Items such as chains to protect a bicycle, safes to keep family jewels secure or locks to protect entrances to a house are objects which are found on the market in many types and with very different prices. Often, depending on the availability, a compromise is sought between costs and benefits: whilst it is true that such purchases are often generated by a desire for greater security, it is equally true that it is not always easy to identify the correct price for the degree of protection that is expected and therefore, sometimes, the items purchased to protect our assets do not actually satisfy the requirements.This is how, even unintentionally, you run the risk of incurring in situations not really desired:
Defining “the right one” is not always a trivial matter and if, for example, you are in a hardware store in front of three apparently similar locks, but with different prices and quality, it is difficult to know which one to choose: it is likely that the choice falls on the one in the middle. However, the real variable to be taken into consideration before buying a security item should be: “What do I want to protect?”. In fact, the value of the object that you want to protect is related to the value of the security lock which you should purchase.

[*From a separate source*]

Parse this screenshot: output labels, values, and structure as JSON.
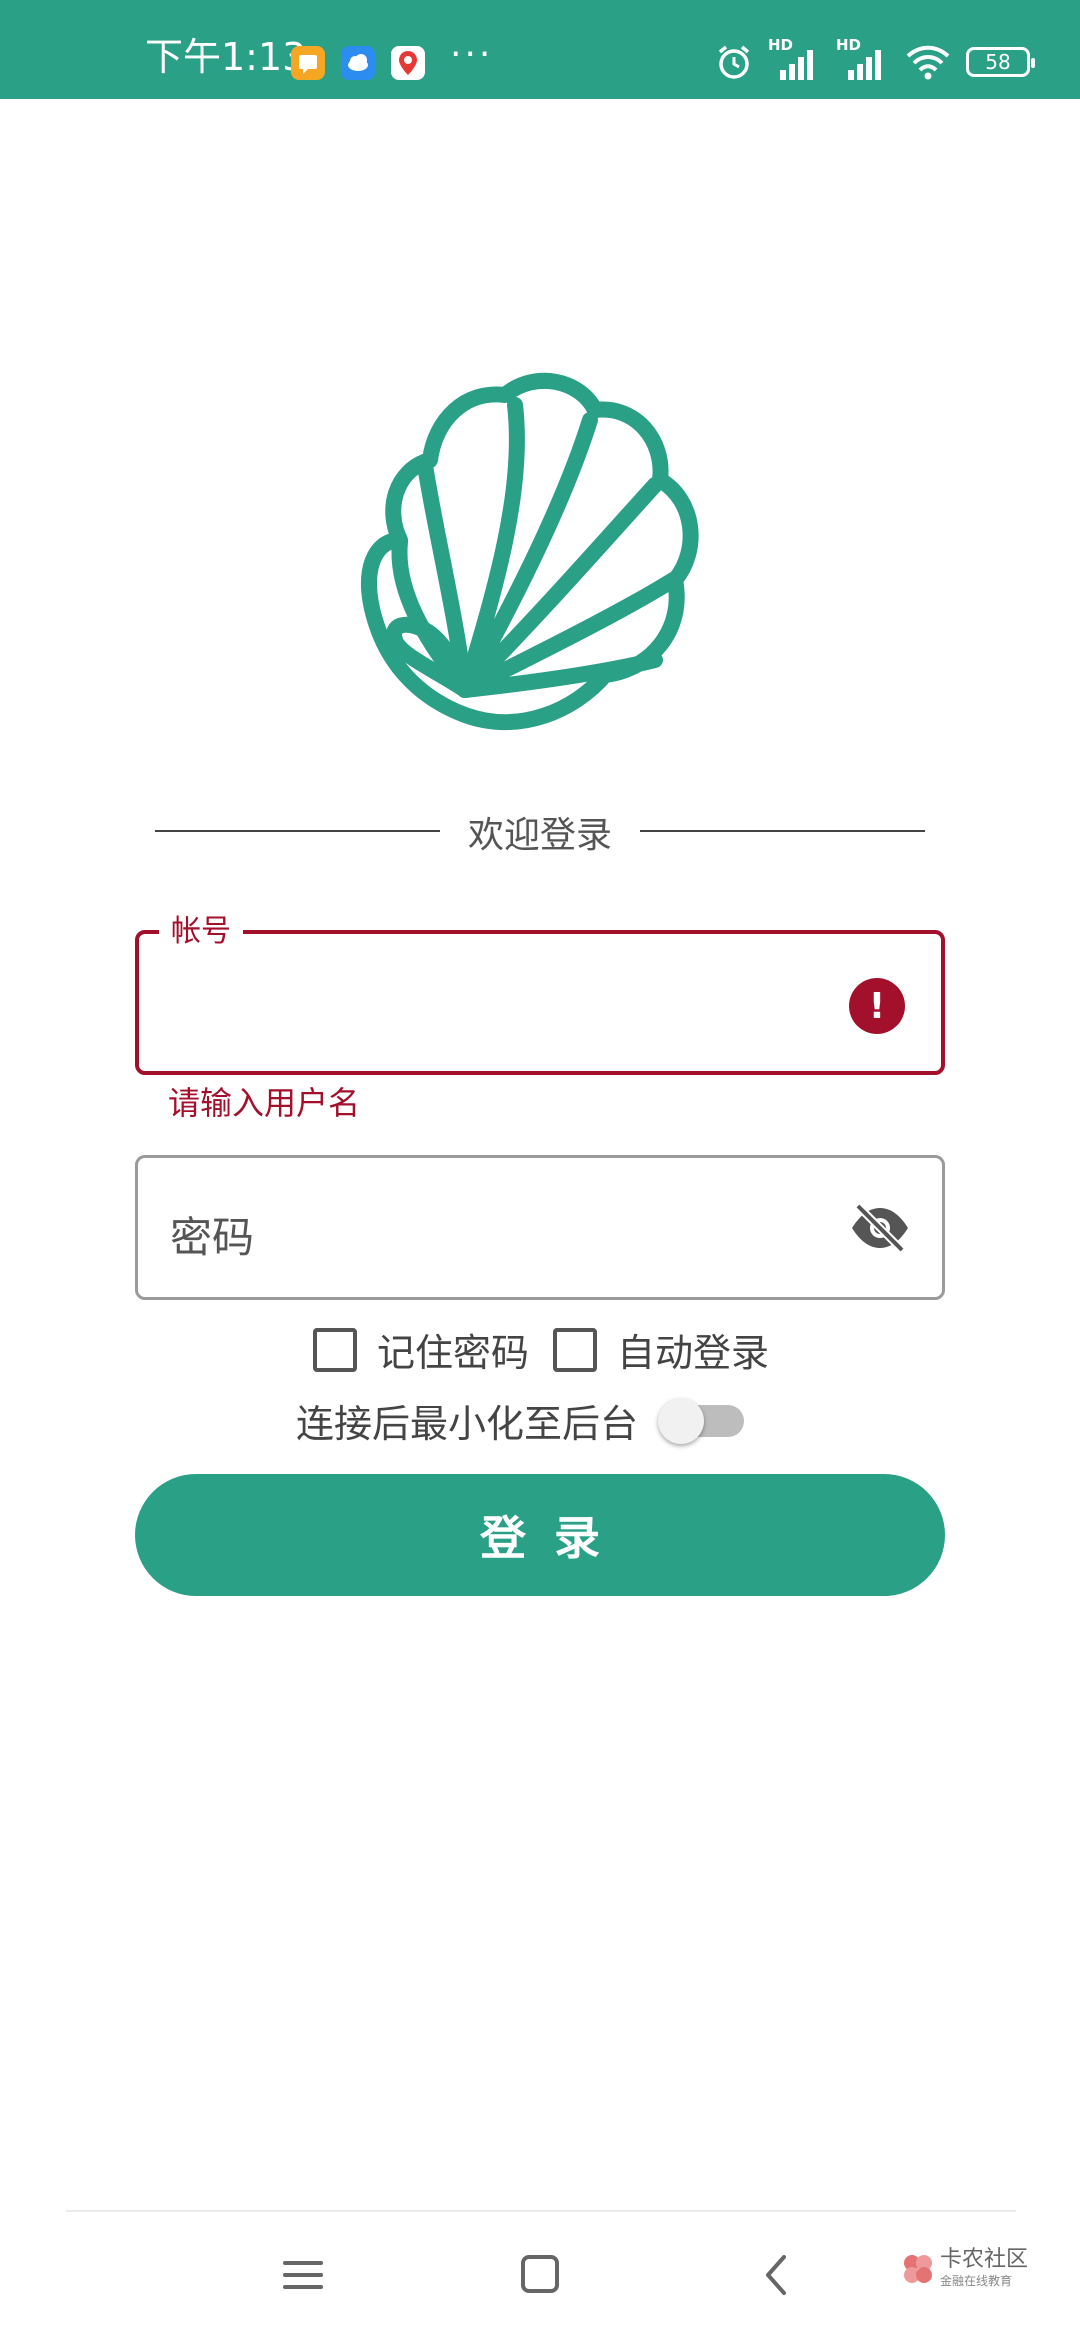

The right proportion for purchasing effective security products
In fact, there exists a sort of relationship between the value of the asset to be protected and the value of the security item used to do so. Based on practical experience, it is possible to estimate that the value of the investment in security should be around 5-8% of the value of the asset to be secured. In reality, this is a relatively modest figure considering the total value to be protected, however, it is essential to take it into account for an effective purchase. If you stop for a moment to reflect, in order to properly protect a house, you need railings, alarms and locks, in the way that for a car you need anti-theft devices and insurance. Adding up all the items, these protection tools should at least reach the investment in terms of security (5-8%) indicated above. Think for example of a car worth € 20,000: it is unlikely that a good burglar alarm together with a suitable insurance would cost less than € 1,000-1,500. Similarly, in order to properly protect an apartment worth € 100,000, it must be equipped with railings and/or gates and/or armoured doors with relative security locks and/or alarm system with an overall value of between € 5,000 and € 8,000.

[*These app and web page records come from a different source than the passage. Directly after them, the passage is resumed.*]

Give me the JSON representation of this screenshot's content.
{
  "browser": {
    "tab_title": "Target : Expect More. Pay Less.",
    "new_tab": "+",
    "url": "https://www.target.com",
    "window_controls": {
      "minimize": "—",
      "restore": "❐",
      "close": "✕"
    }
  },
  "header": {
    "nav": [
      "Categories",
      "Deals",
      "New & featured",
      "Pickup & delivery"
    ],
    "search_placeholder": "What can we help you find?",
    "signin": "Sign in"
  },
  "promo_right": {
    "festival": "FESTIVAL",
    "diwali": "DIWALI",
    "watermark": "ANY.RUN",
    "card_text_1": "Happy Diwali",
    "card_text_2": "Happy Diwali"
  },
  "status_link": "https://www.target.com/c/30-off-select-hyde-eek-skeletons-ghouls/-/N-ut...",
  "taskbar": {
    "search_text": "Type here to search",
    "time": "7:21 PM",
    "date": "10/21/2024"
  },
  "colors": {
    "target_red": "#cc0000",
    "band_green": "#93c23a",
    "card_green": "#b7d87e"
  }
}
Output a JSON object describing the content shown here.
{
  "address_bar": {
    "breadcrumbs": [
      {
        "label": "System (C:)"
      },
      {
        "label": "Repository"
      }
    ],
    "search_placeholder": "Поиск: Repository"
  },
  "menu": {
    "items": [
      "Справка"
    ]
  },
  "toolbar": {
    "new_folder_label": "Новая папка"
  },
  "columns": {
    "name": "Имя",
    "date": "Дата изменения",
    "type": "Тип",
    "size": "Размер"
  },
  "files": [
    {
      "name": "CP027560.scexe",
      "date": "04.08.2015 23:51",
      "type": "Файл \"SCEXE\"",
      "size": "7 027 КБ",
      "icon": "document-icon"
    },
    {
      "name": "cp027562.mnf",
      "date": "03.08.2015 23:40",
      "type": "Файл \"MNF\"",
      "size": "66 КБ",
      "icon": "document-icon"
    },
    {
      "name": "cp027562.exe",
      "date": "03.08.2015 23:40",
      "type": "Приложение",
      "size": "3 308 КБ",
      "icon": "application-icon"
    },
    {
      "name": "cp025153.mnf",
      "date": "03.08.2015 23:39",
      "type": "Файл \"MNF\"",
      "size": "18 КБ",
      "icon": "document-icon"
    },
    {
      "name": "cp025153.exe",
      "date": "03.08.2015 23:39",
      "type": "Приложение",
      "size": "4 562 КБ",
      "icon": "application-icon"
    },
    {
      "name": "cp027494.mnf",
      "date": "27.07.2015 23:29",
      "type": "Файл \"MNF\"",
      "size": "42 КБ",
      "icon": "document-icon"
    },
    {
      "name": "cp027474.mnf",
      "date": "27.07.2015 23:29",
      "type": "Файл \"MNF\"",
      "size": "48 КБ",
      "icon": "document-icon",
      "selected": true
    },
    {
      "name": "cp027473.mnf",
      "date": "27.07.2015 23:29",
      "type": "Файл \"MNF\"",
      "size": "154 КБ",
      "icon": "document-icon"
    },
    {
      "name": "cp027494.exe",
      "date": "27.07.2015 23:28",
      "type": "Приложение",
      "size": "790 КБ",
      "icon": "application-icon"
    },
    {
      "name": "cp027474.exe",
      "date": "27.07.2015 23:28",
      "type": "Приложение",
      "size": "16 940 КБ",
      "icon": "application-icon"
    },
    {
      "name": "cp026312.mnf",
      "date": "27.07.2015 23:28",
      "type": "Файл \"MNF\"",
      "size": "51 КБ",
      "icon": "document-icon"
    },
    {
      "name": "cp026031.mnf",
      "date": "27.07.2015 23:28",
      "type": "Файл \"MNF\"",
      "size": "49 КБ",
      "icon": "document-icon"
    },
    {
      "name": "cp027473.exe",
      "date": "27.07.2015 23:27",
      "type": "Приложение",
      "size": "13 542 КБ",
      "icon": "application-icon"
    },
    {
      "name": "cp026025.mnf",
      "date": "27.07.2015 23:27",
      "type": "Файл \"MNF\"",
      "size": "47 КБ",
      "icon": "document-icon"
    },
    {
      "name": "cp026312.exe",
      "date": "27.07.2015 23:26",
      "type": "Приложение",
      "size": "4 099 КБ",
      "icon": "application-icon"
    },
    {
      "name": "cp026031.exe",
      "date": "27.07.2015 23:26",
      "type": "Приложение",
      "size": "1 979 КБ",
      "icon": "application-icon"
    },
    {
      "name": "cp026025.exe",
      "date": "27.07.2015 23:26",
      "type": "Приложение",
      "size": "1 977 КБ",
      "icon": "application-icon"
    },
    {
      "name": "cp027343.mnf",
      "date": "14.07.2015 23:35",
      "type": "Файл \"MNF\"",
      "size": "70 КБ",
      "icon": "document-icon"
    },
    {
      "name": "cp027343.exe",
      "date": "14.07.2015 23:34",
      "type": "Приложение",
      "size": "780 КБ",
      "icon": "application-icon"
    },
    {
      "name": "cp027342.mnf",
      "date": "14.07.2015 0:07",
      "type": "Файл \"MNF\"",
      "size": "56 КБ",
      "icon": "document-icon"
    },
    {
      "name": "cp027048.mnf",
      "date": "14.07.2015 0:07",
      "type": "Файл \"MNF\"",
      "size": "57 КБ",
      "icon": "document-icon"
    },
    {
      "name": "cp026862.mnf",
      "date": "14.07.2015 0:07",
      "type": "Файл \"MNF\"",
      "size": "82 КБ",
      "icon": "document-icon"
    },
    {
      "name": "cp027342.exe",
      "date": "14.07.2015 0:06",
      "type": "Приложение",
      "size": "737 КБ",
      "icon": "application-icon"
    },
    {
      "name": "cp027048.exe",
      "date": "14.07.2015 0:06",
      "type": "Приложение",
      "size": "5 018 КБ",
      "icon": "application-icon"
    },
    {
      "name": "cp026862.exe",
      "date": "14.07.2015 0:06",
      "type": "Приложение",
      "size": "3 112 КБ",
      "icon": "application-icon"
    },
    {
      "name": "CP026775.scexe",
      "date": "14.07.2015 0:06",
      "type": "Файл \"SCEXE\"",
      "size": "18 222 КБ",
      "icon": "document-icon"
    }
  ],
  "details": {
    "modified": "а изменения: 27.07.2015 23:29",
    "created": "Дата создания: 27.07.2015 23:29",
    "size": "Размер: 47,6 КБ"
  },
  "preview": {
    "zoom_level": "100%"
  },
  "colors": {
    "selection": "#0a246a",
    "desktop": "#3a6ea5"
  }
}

One point to keep in mind is that “low cost” security does not exist, or at least, there are no solutions which, finally, lead to savings. On the contrary, we would actually say that the opposite is true. Let’s say that, in this case, one wants to protect, for example, a bicycle worth 1,000 euros and that, to do so, a low quality chain is purchased which only costs 15 € (thereby investing in security 1.5% of the value of the object to be protected, which is well below the approximately 50 € which would represent the correct threshold recommended above).

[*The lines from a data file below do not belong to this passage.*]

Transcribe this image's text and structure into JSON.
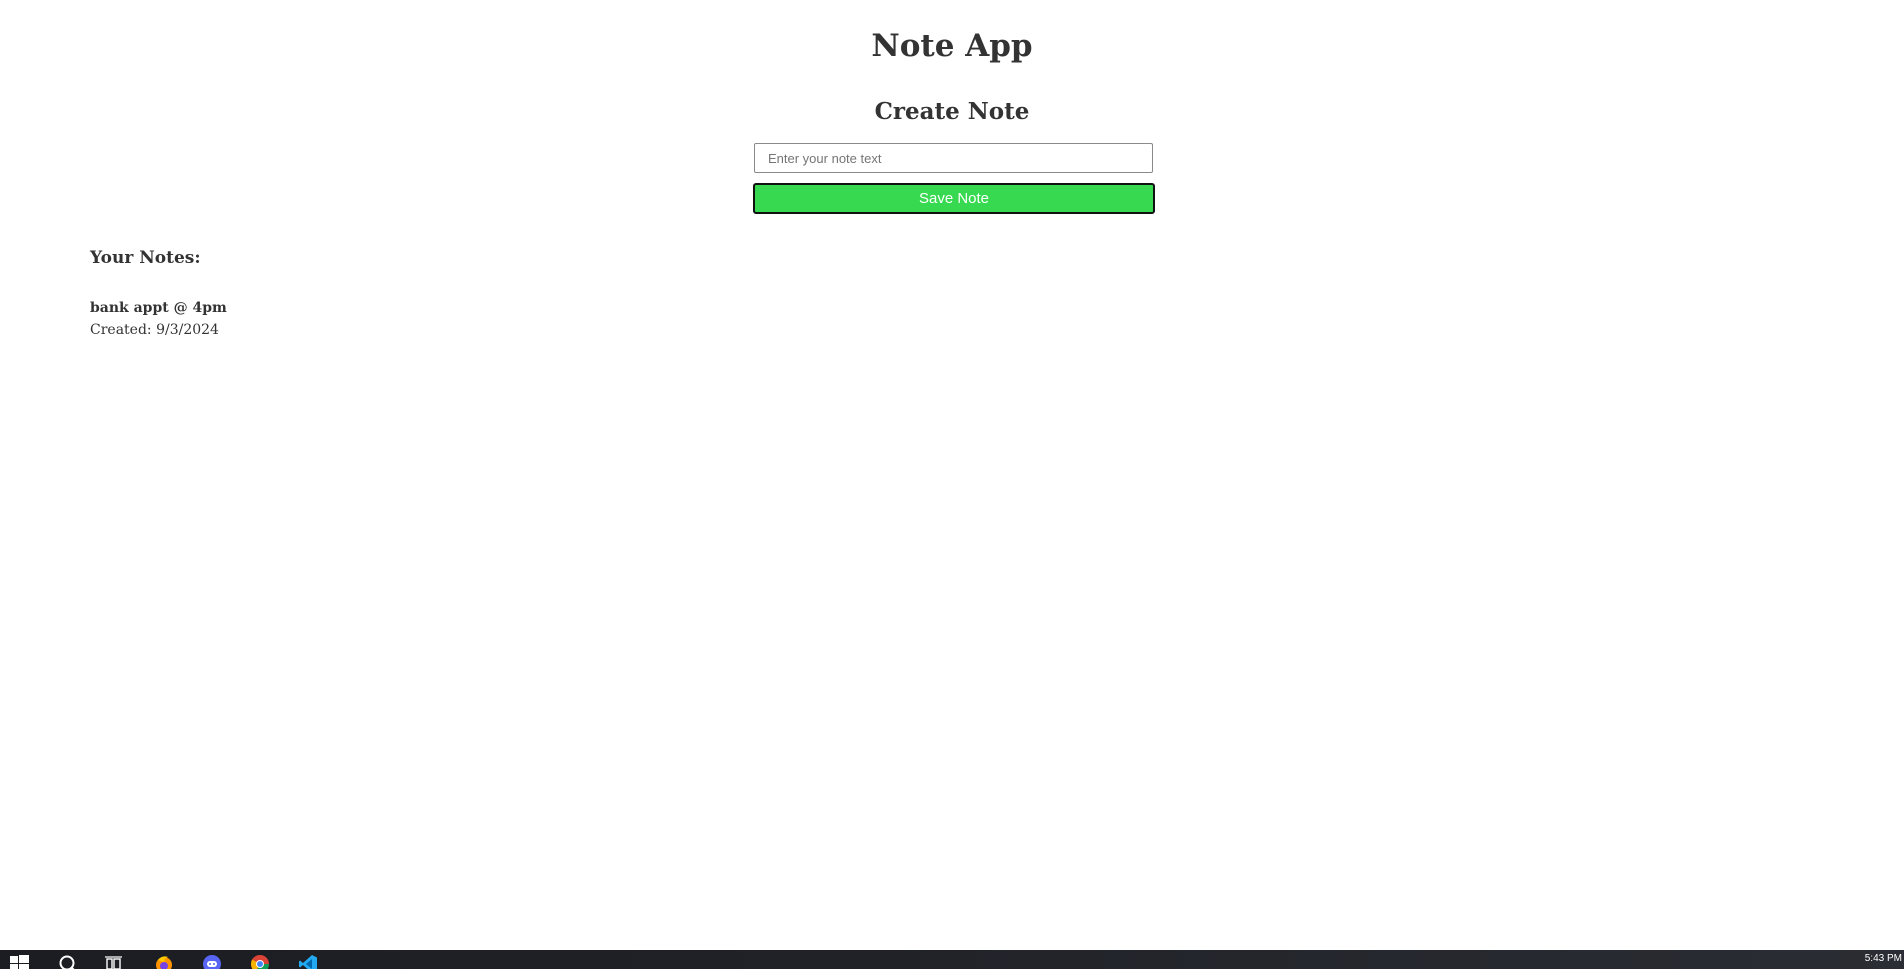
{
  "app": {
    "title": "Note App"
  },
  "create": {
    "heading": "Create Note",
    "input_placeholder": "Enter your note text",
    "input_value": "",
    "save_label": "Save Note"
  },
  "notes": {
    "heading": "Your Notes:",
    "items": [
      {
        "text": "bank appt @ 4pm",
        "created": "Created: 9/3/2024"
      }
    ]
  },
  "taskbar": {
    "icons": [
      "windows-start-icon",
      "search-icon",
      "task-view-icon",
      "firefox-icon",
      "discord-icon",
      "chrome-icon",
      "vscode-icon"
    ],
    "clock": "5:43 PM",
    "accent_colors": {
      "button": "#36d94f",
      "taskbar": "#1b1d22"
    }
  }
}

The un-calculated consequences of savings in safety
To what extent is it possible to convince oneself that such a chain can really prevent a thief from stealing your bike? It would be better to ask: are you really saving € 35 or are you putting at risk € 1,000?
Let’s say that it is the second case, that the bike ends up being stolen and that the chain remains on the ground broken in two: you will have to reinvest in a new bicycle and even in a new chain. So where are the so-called “savings”?
At this point, if you buy a new bike, there would be two alternatives: use again a chain similar to the one that failed in its attempt to protect or, learning from the initial mistake, buy a better quality chain that will certainly offer a higher degree of protection. We believe that, rightly, very few people would choose to repeat the mistake again.
Unfortunately, once the theoretical “low cost” security path has been followed, with the consequent theft, any subsequent choice in terms of investment in security will have to take into account the damage already incurred, resulting in an overall expense which will greatly exceed the initial cost. An attempt to save costs in terms of security is therefore a double-edged sword and opting for a cheaper compromise is likely to achieve the opposite result to the one desired, that is to say, a drastic reduction in the protection capabilities of the security product and a consequent expense which increases exponentially. Exactly what you wanted to avoid.
Here are some useful links to better recognize quality security articles: